Hooksets allow us to select _where_ an aspect will apply.

In Reflex, Hookset is an interface that defines two highly-related to the Reflex internals methods. This is the reason why two implementations are provided:

  • PrimitiveHookset, that is able to match a set of points in the aplication according to a given operation.
  • CompositeHookset, that is able to compose other hooksets and match any of the application points matched by the hooksets it is composed of.

Execution Points

Here, we have talked aboud “execution points”. Formalizing what they are, we can say that an execution point is defined as an operation occurring at the application. Operations can be any of the following:

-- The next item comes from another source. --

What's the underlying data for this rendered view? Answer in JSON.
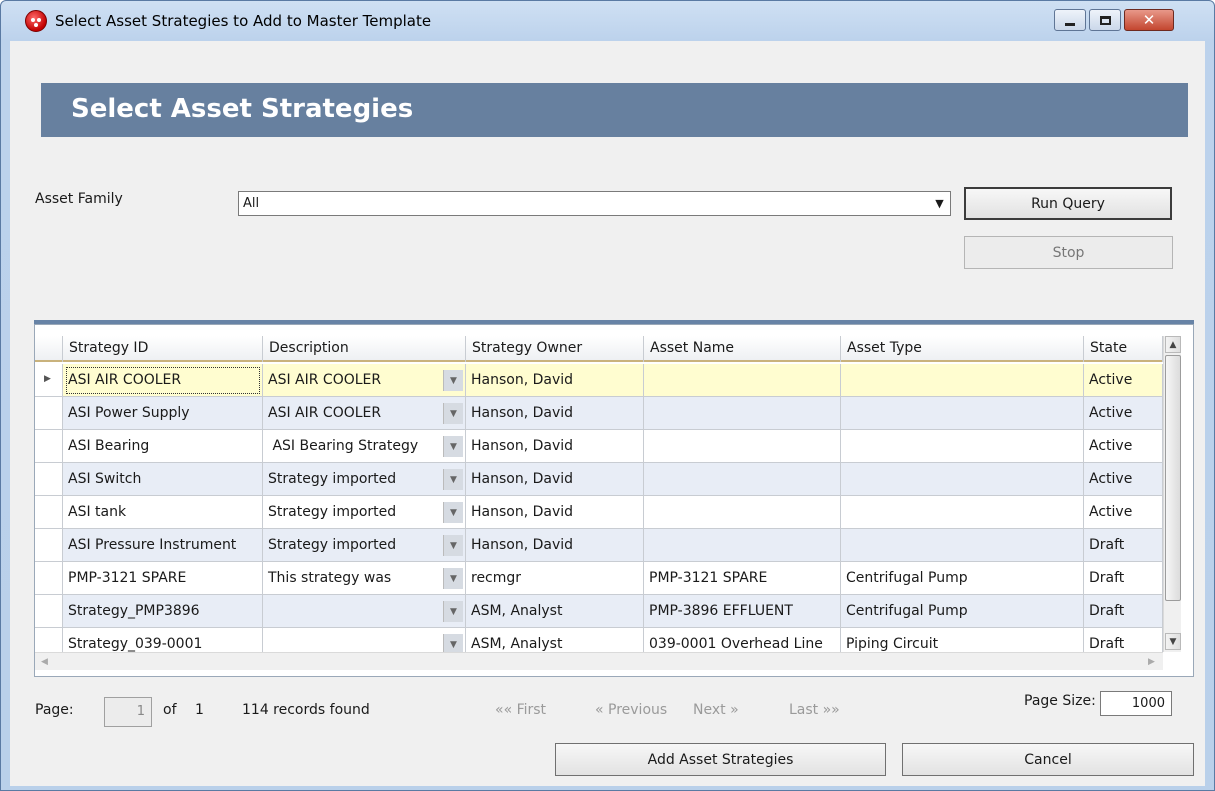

  • Message Send, represented by the MsgSend class. This operation matches statements that are method invocations:
object.hashCode() or string.substring(0, 5);
  • Message reception, represented by the MsgReceive class. This operation matches all the body statements of a method. It is the calle side operation for a message send:
public int hashCode(){
        <all statements>
  • Instantiation, represented by the Instantiation class. This operation matches statements using the keyword “new”:
new Object(); or new String("hello world!");
  • Creation, represented by the Creation class. This operation matches all the body statements of a contructor. It is the callee side operation for an instantiation:
public String(){
        <all statements>
  • Field access, represented by the FieldAccess class. This operation matches all statements that represents field accesses (both read and write):
System.out.println(this.x) or this.y = 228;
  • Cast, represented by the Cast class. This operation matches statements where a cast is used:
(Object) object; or (Appendable) string.replace(" ", "_");

With this stated, we can review the API of PrimitiveHookset. In general terms, only the constructor is of interest:

public PrimitiveHookset(Class aOperation,
                        ClassSelector aClassSelector,
                        OperationSelector aOperationSelector)

As you can see, it takes the operation it must match and two additional parameters we have not seen yet: a ClassSelector and an OperationSelector. We will review them now.


Class Selectors

The existence of class selectors is to avoid examining all the classes of the system: they are asked to know if the class can contain execution points that can be matched by any Hookset. If none of the class selectors of all hooksets aswer that the class is of interest, Reflex simply does not analyze that class.

The ClassSelector interface is defined as follows:

public interface ClassSelector{
    public boolean accept(RClass aClass);

And its unique method accept returns true if the given class should be selected.

Operation Selectors

If a class selector selects a class, Reflex will analyze that class and will reify all operations on it. Then for each of these operations, the operation selectori will be asked if the operation is of interest. If it returns true, the assosiated hookset is said to match to that operation in particular.

The OperationSelector interface is defined as follows:

public interface OperationSelector{
    public boolean accept(Operation aOp, RClass aClass);

Where its unique method accept should return true if the given operation occurrence, found in the given class, should be selected.

As you can see, the hookset matching mechanism in Reflex is pretty powerfull, and, at the same time, performant.

One of the things we intentionally skipped is the presence of all those R* classes (that are reifications of the different structures of the application). We will review them later in this {section].